His depiction of his father mirrors the depiction of him in his semi-autobiographical novel Go Tell It on the Mountain. Baldwin reveals some of his own bitterness and hatred too. One cannot blame him and again I was left wondering if my relations with blacks are as free from similar feelings as I naively assume they are. As usual, Baldwin shares gems of his own reflections. “I imagine that one of the reasons people cling to their hates so stubbornly is because they sense, once hate is gone, that they will be forced to deal with pain.” (page 101).
In 1948, Baldwin left the US for Europe, only to return when the civil rights movement became too heated or painful to view from afar. He discusses the black musicians and entertainers who graced Paris and the flux of GIs studying in Paris after the war. (I found the latter fascinating given a recent book I read; at least in the US, the GI Bill, which helped so many WWII veterans gain an education, was often closed to black veterans and yet Baldwin points to black GI using the bill to study in France.)
His last two essays are the ones that spoke to me the most, perhaps because they were descriptions of his personal experience living in Europe. The last spoke to me because of my own time living abroad. I could relate to some of what he experienced as a person of a particular race in a sea of Others. In my case, it was as a white person in a sea of Asians.
He recounts a harrowing experience of being arrested, imprisoned, and on trial in a country whose customs and language he didn’t really know. He escapes the limbo he is in through the largesse of a fellow inmate gaining his release and seeking out an American lawyer in Paris that Baldwin knew. Baldwin left the US to be free from the horror of being black in the US but it ultimately found him in Paris. When he finally attained a trial and was able to explain what happened, he was quickly released but not before the courtyard erupted in laughter over his plight. The laughter was the same sort of laughter that he thought he left behind in the US—the laughter at the plight of African Americans. “This laughter is the laughter of those who consider themselves to be at a safe remove from all the wretched, for whom the pain of the living is not real.” (page 158). I winced at the realization he had.
His last essay described his experiences in a remote Swiss village, a village so remote that it hadn’t seen a black person before.

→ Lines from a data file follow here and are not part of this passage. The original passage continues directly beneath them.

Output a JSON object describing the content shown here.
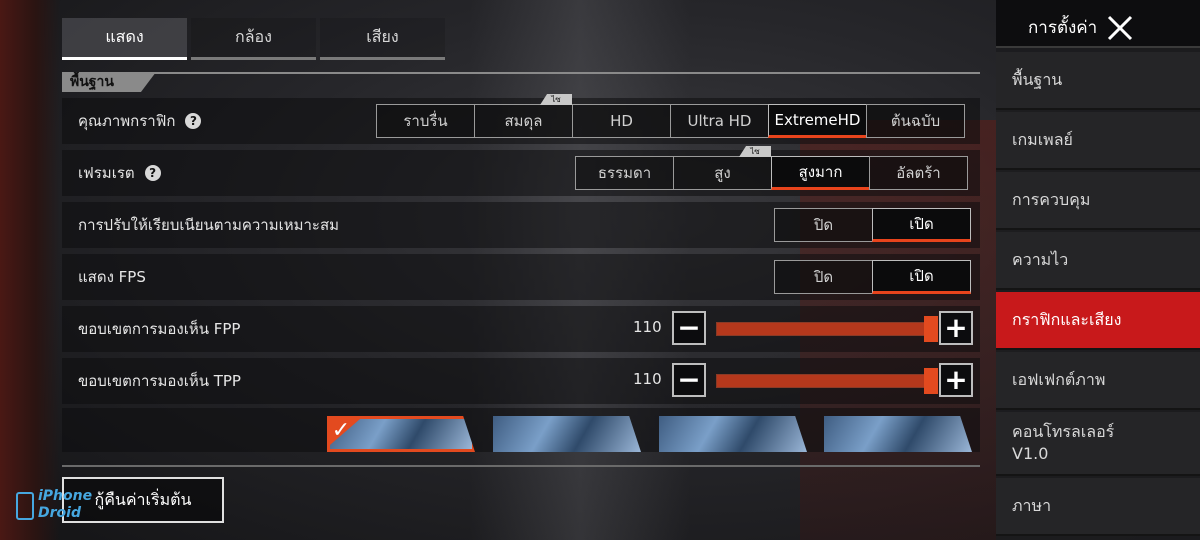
{
  "tabs": [
    {
      "label": "แสดง",
      "active": true
    },
    {
      "label": "กล้อง",
      "active": false
    },
    {
      "label": "เสียง",
      "active": false
    }
  ],
  "section": {
    "title": "พื้นฐาน"
  },
  "graphics_quality": {
    "label": "คุณภาพกราฟิก",
    "options": [
      "ราบรื่น",
      "สมดุล",
      "HD",
      "Ultra HD",
      "ExtremeHD",
      "ต้นฉบับ"
    ],
    "selected": "ExtremeHD",
    "tag": "ไซ"
  },
  "frame_rate": {
    "label": "เฟรมเรต",
    "options": [
      "ธรรมดา",
      "สูง",
      "สูงมาก",
      "อัลตร้า"
    ],
    "selected": "สูงมาก",
    "tag": "ไซ"
  },
  "adaptive_smoothing": {
    "label": "การปรับให้เรียบเนียนตามความเหมาะสม",
    "off": "ปิด",
    "on": "เปิด",
    "selected": "เปิด"
  },
  "show_fps": {
    "label": "แสดง FPS",
    "off": "ปิด",
    "on": "เปิด",
    "selected": "เปิด"
  },
  "fov_fpp": {
    "label": "ขอบเขตการมองเห็น FPP",
    "value": "110",
    "fraction": 1.0
  },
  "fov_tpp": {
    "label": "ขอบเขตการมองเห็น TPP",
    "value": "110",
    "fraction": 1.0
  },
  "crosshair_styles": {
    "selected_index": 0,
    "count": 4
  },
  "reset_button": "กู้คืนค่าเริ่มต้น",
  "watermark": {
    "line1": "iPhone",
    "line2": "Droid"
  },
  "sidebar": {
    "title": "การตั้งค่า",
    "items": [
      {
        "label": "พื้นฐาน"
      },
      {
        "label": "เกมเพลย์"
      },
      {
        "label": "การควบคุม"
      },
      {
        "label": "ความไว"
      },
      {
        "label": "กราฟิกและเสียง",
        "active": true
      },
      {
        "label": "เอฟเฟกต์ภาพ"
      },
      {
        "label": "คอนโทรลเลอร์",
        "line2": "V1.0"
      },
      {
        "label": "ภาษา"
      }
    ]
  },
  "colors": {
    "accent": "#e34a1f",
    "active_sidebar": "#c8191b"
  }
}
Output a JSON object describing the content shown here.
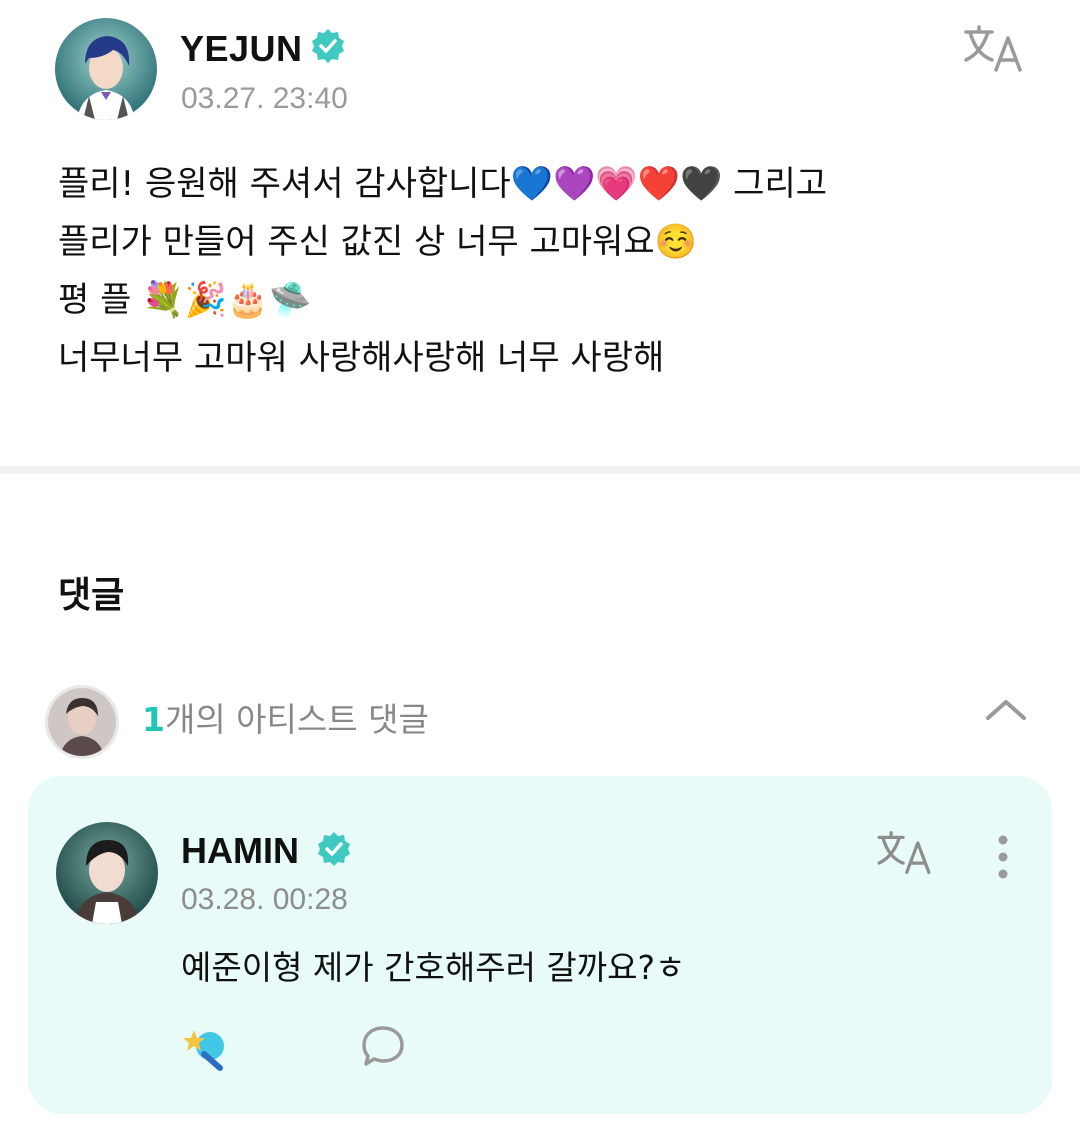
{
  "post": {
    "author_name": "YEJUN",
    "timestamp": "03.27. 23:40",
    "body_lines": [
      "플리! 응원해 주셔서 감사합니다💙💜💗❤️🖤 그리고",
      "플리가 만들어 주신 값진 상 너무 고마워요☺️",
      "평 플 💐🎉🎂🛸",
      "너무너무 고마워 사랑해사랑해 너무 사랑해"
    ]
  },
  "comments_section": {
    "heading": "댓글",
    "artist_count": "1",
    "artist_count_label": "개의 아티스트 댓글"
  },
  "comment": {
    "author_name": "HAMIN",
    "timestamp": "03.28. 00:28",
    "text": "예준이형 제가 간호해주러 갈까요?ㅎ"
  },
  "colors": {
    "accent": "#21c4b6",
    "verified_badge": "#3fc9c0",
    "comment_card_bg": "#e9fbf8",
    "timestamp": "#9a9a9a"
  },
  "icons": {
    "verified": "verified-badge-icon",
    "translate": "translate-icon",
    "collapse": "chevron-up-icon",
    "more": "more-vertical-icon",
    "cheer": "cheer-lightstick-icon",
    "reply": "speech-bubble-icon"
  }
}
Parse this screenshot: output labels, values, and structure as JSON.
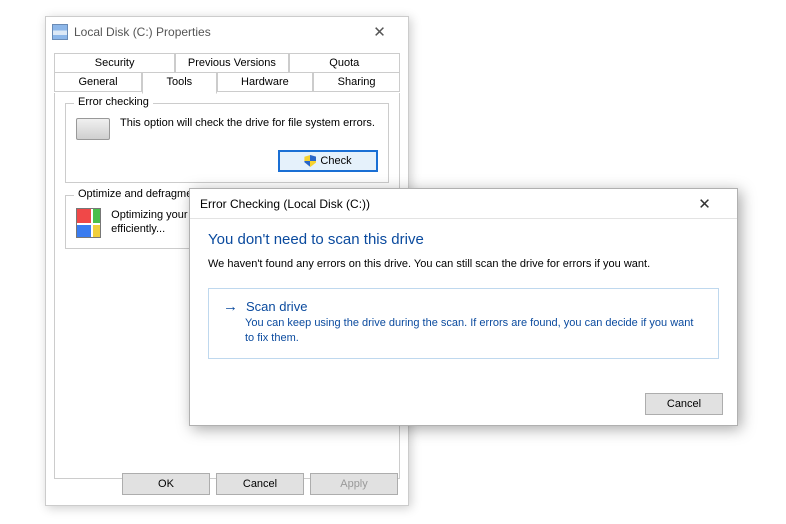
{
  "properties": {
    "title": "Local Disk (C:) Properties",
    "tabs_row1": [
      {
        "label": "Security"
      },
      {
        "label": "Previous Versions"
      },
      {
        "label": "Quota"
      }
    ],
    "tabs_row2": [
      {
        "label": "General"
      },
      {
        "label": "Tools",
        "active": true
      },
      {
        "label": "Hardware"
      },
      {
        "label": "Sharing"
      }
    ],
    "error_checking": {
      "legend": "Error checking",
      "text": "This option will check the drive for file system errors.",
      "button": "Check"
    },
    "defrag": {
      "legend": "Optimize and defragment drive",
      "text": "Optimizing your computer's drives can help it run more efficiently..."
    },
    "footer": {
      "ok": "OK",
      "cancel": "Cancel",
      "apply": "Apply"
    }
  },
  "error_dialog": {
    "title": "Error Checking (Local Disk (C:))",
    "headline": "You don't need to scan this drive",
    "subtext": "We haven't found any errors on this drive. You can still scan the drive for errors if you want.",
    "scan": {
      "title": "Scan drive",
      "desc": "You can keep using the drive during the scan. If errors are found, you can decide if you want to fix them."
    },
    "cancel": "Cancel"
  }
}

Some of his experiences I could not directly relate to, such as the tradition that the villagers “bought” Africans to convert them. (I assume this was the practice of donating money to send missionaries to Africa to save souls.) Or the common ways children referred to him, innocent enough in this context but that resonated with the racist context of slurs in the US.

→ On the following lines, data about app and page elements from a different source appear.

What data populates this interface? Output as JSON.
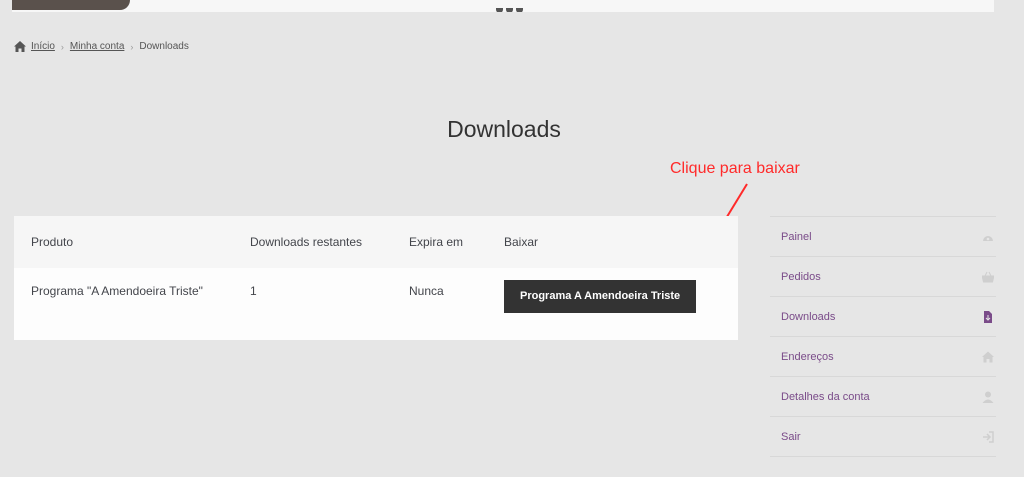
{
  "breadcrumb": {
    "home": "Início",
    "account": "Minha conta",
    "current": "Downloads"
  },
  "page": {
    "title": "Downloads"
  },
  "annotation": {
    "text": "Clique para baixar",
    "color": "#ff2a2a"
  },
  "table": {
    "headers": [
      "Produto",
      "Downloads restantes",
      "Expira em",
      "Baixar"
    ],
    "rows": [
      {
        "product": "Programa \"A Amendoeira Triste\"",
        "remaining": "1",
        "expires": "Nunca",
        "download_label": "Programa A Amendoeira Triste"
      }
    ]
  },
  "nav": {
    "items": [
      {
        "label": "Painel",
        "icon": "dashboard-icon"
      },
      {
        "label": "Pedidos",
        "icon": "basket-icon"
      },
      {
        "label": "Downloads",
        "icon": "file-icon",
        "active": true
      },
      {
        "label": "Endereços",
        "icon": "home-icon"
      },
      {
        "label": "Detalhes da conta",
        "icon": "user-icon"
      },
      {
        "label": "Sair",
        "icon": "logout-icon"
      }
    ]
  },
  "colors": {
    "link": "#7a4b89",
    "button": "#333333",
    "background": "#e6e6e6"
  }
}
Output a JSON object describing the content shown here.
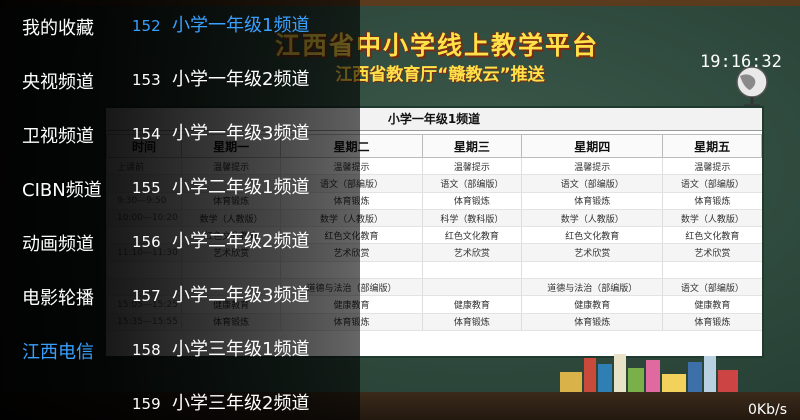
{
  "categories": [
    {
      "label": "我的收藏",
      "active": false
    },
    {
      "label": "央视频道",
      "active": false
    },
    {
      "label": "卫视频道",
      "active": false
    },
    {
      "label": "CIBN频道",
      "active": false
    },
    {
      "label": "动画频道",
      "active": false
    },
    {
      "label": "电影轮播",
      "active": false
    },
    {
      "label": "江西电信",
      "active": true
    }
  ],
  "channels": [
    {
      "number": "152",
      "name": "小学一年级1频道",
      "active": true
    },
    {
      "number": "153",
      "name": "小学一年级2频道",
      "active": false
    },
    {
      "number": "154",
      "name": "小学一年级3频道",
      "active": false
    },
    {
      "number": "155",
      "name": "小学二年级1频道",
      "active": false
    },
    {
      "number": "156",
      "name": "小学二年级2频道",
      "active": false
    },
    {
      "number": "157",
      "name": "小学二年级3频道",
      "active": false
    },
    {
      "number": "158",
      "name": "小学三年级1频道",
      "active": false
    },
    {
      "number": "159",
      "name": "小学三年级2频道",
      "active": false
    }
  ],
  "video": {
    "banner_title": "江西省中小学线上教学平台",
    "banner_subtitle": "江西省教育厅“赣教云”推送",
    "clock": "19:16:32",
    "schedule": {
      "title": "小学一年级1频道",
      "headers": [
        "时间",
        "星期一",
        "星期二",
        "星期三",
        "星期四",
        "星期五"
      ],
      "rows": [
        [
          "上课前",
          "温馨提示",
          "温馨提示",
          "温馨提示",
          "温馨提示",
          "温馨提示"
        ],
        [
          "",
          "",
          "语文（部编版）",
          "语文（部编版）",
          "语文（部编版）",
          "语文（部编版）"
        ],
        [
          "9:30—9:50",
          "体育锻炼",
          "体育锻炼",
          "体育锻炼",
          "体育锻炼",
          "体育锻炼"
        ],
        [
          "10:00—10:20",
          "数学（人教版）",
          "数学（人教版）",
          "科学（教科版）",
          "数学（人教版）",
          "数学（人教版）"
        ],
        [
          "",
          "红色文化教育",
          "红色文化教育",
          "红色文化教育",
          "红色文化教育",
          "红色文化教育"
        ],
        [
          "11:10—11:30",
          "艺术欣赏",
          "艺术欣赏",
          "艺术欣赏",
          "艺术欣赏",
          "艺术欣赏"
        ],
        [
          "",
          "",
          "",
          "",
          "",
          ""
        ],
        [
          "",
          "",
          "道德与法治（部编版）",
          "",
          "道德与法治（部编版）",
          "语文（部编版）"
        ],
        [
          "15:05—15:25",
          "健康教育",
          "健康教育",
          "健康教育",
          "健康教育",
          "健康教育"
        ],
        [
          "15:35—15:55",
          "体育锻炼",
          "体育锻炼",
          "体育锻炼",
          "体育锻炼",
          "体育锻炼"
        ]
      ]
    }
  },
  "status": {
    "net_speed": "0Kb/s"
  }
}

Notes of a Native Son collects Baldwin’s essays on race in the US and its reverberations in Europe. Although a slim volume, the book packs many punches and provides commentary on American society, white supremacy, and its continued oppression of blacks through their depiction and characterization by whites and adoption by blacks. Sadly, Baldwin seems to suggest that freedom from other’s views of what it means to be black cannot be escaped by leaving the US.